Would we find our connection

within the web of life?


Kenn Storck

January 22, 2023

Sunday, January 8, 2023




The pale face

of a homeless man.

A ragged clothed child

walks the Appalachian Mountain.


The empty church sanctuary

six days a week.

The women in Pakistan

no shoes on her feet.


The silver-gold chalices

gracing church altars.

While penniless prisoners

end up as paupers.


The slight racist comment

that is spoken in fun

while mothers of color

worry about their sons.


A Pope dies with honor

-      abuses ignored,

while victims cry out

in the Vatican Courtyard.


Those now in power

no longer heed laws.

Lie your way into Congress

and you’ll be installed.


The churches grow silent.

Christian Nationalism thrives

as Democracy is disabled

changing our lives.


Kenn Storck

written: January 6, 2023

Friday, January 6, 2023

 The Journey Of The Magi 

by T.S. Eliot

A cold coming we had of it,
Just the worst time of the year
For a journey, and such a long journey:
The ways deep and the weather sharp,
The very dead of winter.’
And the camels galled, sore-footed, refractory,
Lying down in the melting snow.
There were times we regretted
The summer palaces on slopes, the terraces,
And the silken girls bringing sherbet.
Then the camel men cursing and grumbling
and running away, and wanting their liquor and women,
And the night-fires going out, and the lack of shelters,
And the cities hostile and the towns unfriendly
And the villages dirty and charging high prices:
A hard time we had of it.
At the end we preferred to travel all night,
Sleeping in snatches,
With the voices singing in our ears, saying
That this was all folly.

Then at dawn we came down to a temperate valley,
Wet, below the snow line, smelling of vegetation;
With a running stream and a water-mill beating the darkness,
And three trees on the low sky,
And an old white horse galloped away in the meadow.
Then we came to a tavern with vine-leaves over the lintel,
Six hands at an open door dicing for pieces of silver,
And feet kicking the empty wine-skins.
But there was no information, and so we continued
And arriving at evening, not a moment too soon
Finding the place; it was (you might say) satisfactory.
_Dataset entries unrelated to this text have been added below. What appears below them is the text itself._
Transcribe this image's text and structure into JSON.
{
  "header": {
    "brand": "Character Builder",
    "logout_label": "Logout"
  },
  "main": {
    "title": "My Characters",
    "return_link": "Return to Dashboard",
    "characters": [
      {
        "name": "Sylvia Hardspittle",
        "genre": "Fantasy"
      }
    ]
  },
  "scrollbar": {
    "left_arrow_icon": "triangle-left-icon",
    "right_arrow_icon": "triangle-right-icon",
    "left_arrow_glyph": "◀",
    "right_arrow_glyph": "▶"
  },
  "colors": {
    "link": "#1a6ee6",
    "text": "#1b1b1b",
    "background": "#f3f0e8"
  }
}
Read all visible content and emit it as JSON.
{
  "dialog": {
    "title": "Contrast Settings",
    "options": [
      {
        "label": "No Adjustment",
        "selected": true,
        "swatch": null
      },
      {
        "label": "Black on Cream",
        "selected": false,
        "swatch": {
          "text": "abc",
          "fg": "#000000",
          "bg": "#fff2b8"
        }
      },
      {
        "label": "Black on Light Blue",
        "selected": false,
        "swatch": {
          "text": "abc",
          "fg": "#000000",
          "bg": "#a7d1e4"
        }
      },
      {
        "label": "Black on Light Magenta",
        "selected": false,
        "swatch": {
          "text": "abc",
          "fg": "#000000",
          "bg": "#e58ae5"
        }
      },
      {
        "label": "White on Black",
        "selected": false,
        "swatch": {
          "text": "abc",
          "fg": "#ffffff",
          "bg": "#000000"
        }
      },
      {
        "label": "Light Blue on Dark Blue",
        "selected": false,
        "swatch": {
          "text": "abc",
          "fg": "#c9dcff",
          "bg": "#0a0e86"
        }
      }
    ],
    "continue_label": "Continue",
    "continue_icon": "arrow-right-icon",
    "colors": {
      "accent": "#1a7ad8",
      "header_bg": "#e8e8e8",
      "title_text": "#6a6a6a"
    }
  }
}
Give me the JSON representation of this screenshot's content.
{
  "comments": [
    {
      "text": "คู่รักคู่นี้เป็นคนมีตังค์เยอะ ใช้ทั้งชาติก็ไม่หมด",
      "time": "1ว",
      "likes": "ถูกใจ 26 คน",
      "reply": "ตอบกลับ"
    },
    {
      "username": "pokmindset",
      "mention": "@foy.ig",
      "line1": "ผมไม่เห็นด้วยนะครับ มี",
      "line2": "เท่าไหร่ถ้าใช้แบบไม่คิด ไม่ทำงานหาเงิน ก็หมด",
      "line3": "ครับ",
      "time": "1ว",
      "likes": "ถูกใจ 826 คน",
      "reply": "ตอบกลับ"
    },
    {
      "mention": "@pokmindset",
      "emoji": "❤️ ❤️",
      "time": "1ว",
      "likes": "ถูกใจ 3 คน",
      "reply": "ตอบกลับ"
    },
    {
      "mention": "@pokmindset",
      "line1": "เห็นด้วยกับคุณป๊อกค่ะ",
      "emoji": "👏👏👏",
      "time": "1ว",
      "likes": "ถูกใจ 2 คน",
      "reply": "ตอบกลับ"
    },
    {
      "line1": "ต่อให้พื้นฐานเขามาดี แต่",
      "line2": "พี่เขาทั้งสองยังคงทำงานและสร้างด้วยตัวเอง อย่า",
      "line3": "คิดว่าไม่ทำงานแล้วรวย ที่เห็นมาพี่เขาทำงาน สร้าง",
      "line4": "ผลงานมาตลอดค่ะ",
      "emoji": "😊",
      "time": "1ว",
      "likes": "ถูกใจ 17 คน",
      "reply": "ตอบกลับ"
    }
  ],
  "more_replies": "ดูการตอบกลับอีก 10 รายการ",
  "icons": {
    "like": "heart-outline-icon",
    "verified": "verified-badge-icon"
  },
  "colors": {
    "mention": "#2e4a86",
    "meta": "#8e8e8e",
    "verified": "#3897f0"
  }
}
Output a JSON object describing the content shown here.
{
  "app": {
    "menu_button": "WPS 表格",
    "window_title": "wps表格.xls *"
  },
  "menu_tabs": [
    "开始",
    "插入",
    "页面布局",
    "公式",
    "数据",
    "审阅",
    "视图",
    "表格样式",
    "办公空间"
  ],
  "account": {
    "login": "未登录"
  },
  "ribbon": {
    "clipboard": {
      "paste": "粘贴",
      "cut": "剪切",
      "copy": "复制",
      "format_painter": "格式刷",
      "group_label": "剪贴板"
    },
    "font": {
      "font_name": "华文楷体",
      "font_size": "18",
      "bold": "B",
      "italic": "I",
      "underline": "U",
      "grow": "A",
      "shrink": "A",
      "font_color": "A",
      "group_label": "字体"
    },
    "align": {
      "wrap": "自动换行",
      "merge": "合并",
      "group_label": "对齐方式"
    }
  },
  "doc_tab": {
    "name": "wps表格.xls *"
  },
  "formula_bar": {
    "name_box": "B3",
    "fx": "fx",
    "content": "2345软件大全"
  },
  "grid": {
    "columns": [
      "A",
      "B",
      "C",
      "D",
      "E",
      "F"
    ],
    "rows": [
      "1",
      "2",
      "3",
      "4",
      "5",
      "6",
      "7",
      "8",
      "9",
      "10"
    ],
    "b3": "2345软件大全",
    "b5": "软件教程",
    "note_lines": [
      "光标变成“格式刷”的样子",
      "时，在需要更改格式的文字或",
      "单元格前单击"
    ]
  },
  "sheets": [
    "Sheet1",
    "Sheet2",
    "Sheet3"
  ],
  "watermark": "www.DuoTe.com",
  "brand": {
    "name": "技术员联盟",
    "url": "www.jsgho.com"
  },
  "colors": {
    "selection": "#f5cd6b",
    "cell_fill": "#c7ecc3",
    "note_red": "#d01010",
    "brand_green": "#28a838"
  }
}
All this was a long time ago, I remember,
And I would do it again, but set down
This set down
This: were we led all that way for
Birth or Death? There was a Birth, certainly
We had evidence and no doubt. I had seen birth and death,
But had thought they were different; this Birth was
Hard and bitter agony for us, like Death, our death.
We returned to our places, these Kingdoms,
But no longer at ease here, in the old dispensation,
With an alien people clutching their gods.
I should be glad of another death.

T.S. Eliot, Collected Poems, 1909-1962 (Harcourt Brace Jovanovich, 1991).